The absence of cysts in the pars intermedia, which was also found by De Beer (1926), and the rarity of colloid.vesicles in the pars anterior are also interesting facts from which nothing is at present deducible.
Coupled with the experimental evidence, the grading of the oxyphil cells is significant as it predominates in the middle and most active region.

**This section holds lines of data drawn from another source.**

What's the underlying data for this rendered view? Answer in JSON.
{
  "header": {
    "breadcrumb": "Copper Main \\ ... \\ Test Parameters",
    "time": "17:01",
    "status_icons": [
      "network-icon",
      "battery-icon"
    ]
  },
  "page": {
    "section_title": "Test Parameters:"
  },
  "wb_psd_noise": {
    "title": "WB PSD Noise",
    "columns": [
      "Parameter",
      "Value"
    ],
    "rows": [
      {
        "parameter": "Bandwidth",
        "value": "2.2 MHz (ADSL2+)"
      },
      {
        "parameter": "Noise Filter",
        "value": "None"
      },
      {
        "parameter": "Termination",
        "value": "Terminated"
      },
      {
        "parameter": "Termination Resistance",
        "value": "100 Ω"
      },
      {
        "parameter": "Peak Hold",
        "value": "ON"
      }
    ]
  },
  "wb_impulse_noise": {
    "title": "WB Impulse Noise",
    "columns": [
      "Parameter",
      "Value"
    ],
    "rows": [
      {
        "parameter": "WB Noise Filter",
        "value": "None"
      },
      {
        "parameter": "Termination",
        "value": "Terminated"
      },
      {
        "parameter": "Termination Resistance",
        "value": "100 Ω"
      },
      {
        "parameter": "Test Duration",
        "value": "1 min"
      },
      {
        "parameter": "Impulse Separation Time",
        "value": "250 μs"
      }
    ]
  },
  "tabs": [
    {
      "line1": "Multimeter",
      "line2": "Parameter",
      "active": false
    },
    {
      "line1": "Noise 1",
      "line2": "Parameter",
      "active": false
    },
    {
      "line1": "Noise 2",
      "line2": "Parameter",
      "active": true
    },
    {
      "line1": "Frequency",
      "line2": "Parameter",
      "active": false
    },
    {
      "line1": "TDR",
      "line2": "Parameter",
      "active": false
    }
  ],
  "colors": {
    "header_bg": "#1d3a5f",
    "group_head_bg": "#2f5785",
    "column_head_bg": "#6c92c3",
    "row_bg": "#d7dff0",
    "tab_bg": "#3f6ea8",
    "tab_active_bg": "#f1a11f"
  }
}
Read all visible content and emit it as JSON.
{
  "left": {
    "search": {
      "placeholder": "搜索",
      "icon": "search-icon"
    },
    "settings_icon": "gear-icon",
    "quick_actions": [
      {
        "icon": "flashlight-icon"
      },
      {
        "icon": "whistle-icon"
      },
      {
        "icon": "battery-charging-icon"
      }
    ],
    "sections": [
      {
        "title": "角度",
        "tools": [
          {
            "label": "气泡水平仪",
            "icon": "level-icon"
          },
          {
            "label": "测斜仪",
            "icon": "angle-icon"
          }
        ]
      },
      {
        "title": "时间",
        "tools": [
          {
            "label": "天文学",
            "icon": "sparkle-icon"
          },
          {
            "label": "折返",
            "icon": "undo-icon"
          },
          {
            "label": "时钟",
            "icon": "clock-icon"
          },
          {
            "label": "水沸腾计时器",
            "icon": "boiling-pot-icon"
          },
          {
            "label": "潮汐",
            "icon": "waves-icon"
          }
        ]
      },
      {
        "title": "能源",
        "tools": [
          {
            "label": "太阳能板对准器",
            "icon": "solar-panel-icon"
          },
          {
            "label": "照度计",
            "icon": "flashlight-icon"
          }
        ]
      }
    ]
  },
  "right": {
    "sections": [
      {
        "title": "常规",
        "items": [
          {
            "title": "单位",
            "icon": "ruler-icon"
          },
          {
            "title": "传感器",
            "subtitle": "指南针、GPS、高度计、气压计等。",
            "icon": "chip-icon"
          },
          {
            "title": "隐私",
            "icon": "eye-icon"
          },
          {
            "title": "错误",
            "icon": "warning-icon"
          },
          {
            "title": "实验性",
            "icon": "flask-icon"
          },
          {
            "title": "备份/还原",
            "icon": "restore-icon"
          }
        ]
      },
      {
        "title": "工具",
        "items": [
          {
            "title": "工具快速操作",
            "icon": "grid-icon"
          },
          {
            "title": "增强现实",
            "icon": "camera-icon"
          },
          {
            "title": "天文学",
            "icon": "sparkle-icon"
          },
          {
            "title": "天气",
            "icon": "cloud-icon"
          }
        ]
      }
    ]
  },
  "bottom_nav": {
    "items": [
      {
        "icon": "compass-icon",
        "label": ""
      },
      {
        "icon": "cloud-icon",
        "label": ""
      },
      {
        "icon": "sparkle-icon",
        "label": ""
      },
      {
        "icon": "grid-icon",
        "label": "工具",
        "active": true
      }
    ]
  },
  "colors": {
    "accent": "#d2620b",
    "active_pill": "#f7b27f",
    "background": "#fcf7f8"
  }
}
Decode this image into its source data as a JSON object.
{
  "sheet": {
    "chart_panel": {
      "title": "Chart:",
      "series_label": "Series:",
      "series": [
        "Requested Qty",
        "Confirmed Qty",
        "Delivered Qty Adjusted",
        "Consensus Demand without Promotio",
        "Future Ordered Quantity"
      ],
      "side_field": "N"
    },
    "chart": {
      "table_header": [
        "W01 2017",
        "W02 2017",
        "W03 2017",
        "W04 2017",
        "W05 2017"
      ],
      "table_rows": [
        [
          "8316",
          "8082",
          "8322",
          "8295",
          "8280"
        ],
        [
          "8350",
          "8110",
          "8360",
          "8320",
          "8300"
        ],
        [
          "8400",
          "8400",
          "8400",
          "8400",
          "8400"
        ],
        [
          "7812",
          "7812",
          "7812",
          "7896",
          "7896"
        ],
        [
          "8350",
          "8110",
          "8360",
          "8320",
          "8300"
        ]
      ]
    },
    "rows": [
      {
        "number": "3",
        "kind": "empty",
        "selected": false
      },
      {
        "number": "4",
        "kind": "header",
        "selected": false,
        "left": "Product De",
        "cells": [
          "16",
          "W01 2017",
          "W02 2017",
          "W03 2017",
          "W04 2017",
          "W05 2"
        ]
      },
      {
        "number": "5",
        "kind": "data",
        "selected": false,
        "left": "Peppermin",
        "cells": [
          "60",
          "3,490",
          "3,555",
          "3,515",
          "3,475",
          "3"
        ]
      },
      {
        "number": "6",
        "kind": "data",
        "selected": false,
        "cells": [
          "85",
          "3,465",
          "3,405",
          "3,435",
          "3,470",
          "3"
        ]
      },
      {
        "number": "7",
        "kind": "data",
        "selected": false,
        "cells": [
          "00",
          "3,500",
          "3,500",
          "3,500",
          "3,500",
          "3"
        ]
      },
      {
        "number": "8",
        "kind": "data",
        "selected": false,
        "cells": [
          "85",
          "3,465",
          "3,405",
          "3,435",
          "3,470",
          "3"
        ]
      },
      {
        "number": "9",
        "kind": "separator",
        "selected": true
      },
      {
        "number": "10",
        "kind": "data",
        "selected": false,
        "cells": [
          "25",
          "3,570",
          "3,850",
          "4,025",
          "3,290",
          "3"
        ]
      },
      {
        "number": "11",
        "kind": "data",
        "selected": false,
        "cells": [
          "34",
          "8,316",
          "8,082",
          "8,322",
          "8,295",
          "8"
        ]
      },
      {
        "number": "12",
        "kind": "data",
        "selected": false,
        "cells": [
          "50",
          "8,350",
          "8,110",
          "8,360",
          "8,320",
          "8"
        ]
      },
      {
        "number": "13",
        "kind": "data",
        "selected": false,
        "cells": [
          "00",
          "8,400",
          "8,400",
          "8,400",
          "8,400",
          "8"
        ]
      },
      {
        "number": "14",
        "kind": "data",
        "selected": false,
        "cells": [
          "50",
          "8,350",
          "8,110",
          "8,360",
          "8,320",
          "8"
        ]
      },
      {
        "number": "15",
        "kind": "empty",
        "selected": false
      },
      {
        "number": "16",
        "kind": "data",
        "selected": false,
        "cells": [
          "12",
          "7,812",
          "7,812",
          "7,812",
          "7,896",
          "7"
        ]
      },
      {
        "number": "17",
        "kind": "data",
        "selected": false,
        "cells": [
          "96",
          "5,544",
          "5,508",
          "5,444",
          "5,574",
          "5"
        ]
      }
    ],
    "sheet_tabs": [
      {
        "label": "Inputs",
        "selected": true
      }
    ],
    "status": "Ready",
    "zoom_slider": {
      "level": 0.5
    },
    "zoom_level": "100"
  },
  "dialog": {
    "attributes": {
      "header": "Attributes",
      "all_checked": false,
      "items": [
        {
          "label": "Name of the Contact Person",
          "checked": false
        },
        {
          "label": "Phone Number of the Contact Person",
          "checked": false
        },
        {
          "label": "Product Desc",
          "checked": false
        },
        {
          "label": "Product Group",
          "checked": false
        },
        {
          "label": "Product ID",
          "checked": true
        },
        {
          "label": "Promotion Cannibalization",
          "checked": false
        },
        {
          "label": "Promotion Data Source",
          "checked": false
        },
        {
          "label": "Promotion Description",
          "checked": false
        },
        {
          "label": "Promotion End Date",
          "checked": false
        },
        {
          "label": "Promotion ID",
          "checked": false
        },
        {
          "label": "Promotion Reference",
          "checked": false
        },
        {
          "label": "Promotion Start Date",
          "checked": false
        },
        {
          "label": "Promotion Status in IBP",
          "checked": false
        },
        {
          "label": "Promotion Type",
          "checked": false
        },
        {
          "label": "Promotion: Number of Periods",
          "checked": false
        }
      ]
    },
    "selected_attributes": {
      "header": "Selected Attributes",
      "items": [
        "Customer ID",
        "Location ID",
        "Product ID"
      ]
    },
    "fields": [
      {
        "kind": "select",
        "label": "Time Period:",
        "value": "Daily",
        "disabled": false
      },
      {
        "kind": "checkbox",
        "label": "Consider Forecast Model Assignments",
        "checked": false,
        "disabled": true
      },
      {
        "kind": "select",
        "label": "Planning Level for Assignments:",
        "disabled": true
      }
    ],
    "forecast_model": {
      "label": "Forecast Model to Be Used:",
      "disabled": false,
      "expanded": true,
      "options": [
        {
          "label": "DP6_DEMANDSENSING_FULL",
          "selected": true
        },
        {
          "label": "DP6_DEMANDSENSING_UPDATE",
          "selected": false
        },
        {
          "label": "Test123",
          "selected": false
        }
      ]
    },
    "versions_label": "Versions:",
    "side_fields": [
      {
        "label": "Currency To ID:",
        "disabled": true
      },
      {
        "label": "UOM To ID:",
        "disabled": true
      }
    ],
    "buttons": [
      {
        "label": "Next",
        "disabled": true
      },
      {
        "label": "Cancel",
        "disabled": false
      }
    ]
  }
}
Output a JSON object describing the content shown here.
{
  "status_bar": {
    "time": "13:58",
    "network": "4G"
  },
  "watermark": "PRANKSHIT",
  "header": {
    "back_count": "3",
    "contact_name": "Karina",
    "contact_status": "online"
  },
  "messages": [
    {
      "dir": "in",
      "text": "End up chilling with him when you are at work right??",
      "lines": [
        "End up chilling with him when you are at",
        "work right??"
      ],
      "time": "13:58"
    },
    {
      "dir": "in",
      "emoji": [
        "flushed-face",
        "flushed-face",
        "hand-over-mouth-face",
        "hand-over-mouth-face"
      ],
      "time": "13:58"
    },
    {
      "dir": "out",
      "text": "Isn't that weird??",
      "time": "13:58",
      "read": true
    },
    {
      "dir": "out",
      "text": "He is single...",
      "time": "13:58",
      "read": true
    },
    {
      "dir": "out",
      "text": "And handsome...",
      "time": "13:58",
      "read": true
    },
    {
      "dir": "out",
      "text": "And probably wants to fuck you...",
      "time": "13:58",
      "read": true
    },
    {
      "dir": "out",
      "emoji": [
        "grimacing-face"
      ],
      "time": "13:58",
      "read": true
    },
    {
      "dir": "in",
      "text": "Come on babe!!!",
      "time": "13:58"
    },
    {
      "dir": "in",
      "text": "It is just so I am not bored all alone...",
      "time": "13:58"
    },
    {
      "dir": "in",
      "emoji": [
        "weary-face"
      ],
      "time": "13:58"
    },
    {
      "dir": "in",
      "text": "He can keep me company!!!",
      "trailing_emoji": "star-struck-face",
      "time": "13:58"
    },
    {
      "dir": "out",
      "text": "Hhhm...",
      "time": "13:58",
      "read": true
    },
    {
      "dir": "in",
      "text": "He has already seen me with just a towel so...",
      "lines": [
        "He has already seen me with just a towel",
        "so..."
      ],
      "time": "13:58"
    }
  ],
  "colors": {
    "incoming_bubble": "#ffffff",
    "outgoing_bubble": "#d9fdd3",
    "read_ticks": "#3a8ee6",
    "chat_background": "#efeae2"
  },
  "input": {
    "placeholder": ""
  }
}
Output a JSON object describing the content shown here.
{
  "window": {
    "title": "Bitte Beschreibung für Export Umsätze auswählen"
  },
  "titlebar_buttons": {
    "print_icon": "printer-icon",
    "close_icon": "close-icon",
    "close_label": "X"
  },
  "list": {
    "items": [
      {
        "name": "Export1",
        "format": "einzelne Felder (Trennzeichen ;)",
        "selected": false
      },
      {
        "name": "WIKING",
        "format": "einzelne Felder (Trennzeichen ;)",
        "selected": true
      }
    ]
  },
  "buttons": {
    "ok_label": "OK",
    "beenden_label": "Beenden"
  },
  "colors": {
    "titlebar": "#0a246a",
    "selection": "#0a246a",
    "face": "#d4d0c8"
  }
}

Smith’s axis runs through each region but the strongly basiphil cells predominate in its outer portion. The feature serving, however, to differentiate them is the intensity of the response of the oxyphil area to the iodine leuco-base technique contrasted with the seemingly similar response of the central axis and the posterior lobe. This area alone shows any definite reaction which is graded according to the staining of the cells and their distribution in a manner, corresponding to the oxyphil affinity. Extracts of both the anterior and posterior lobes give an iodine precipitate, but they are distinguished by the great difference in the phosphate content. It may well be, therefore, that this phosphate content is associated with the reaction obtained in the iodine leuco-base technique, especially as a similar distribution of the phosphate content and the intensity of the reaction are apparent both in the fresh glands and after exposure. It would appear, therefore, that the strongly oxyphil cells are most concerned with the metamorphic activity and not the basiphil suggested by Smith.
The relation of growth stimulation to specific types of cells is more complicated and the information gathered contributes little towards its solution. If a separate secretion for growth exist, the basiphils of the central axis, largely confined to its anterior end, and the weakly staining oxyphil and basiphil cells are possibilities. Of these weakly staining cells only the oxyphil are located towards the periphery in any quantity. Until a specific test for growth has been established it is impossible to identify any of these types of cells with growth stimulation.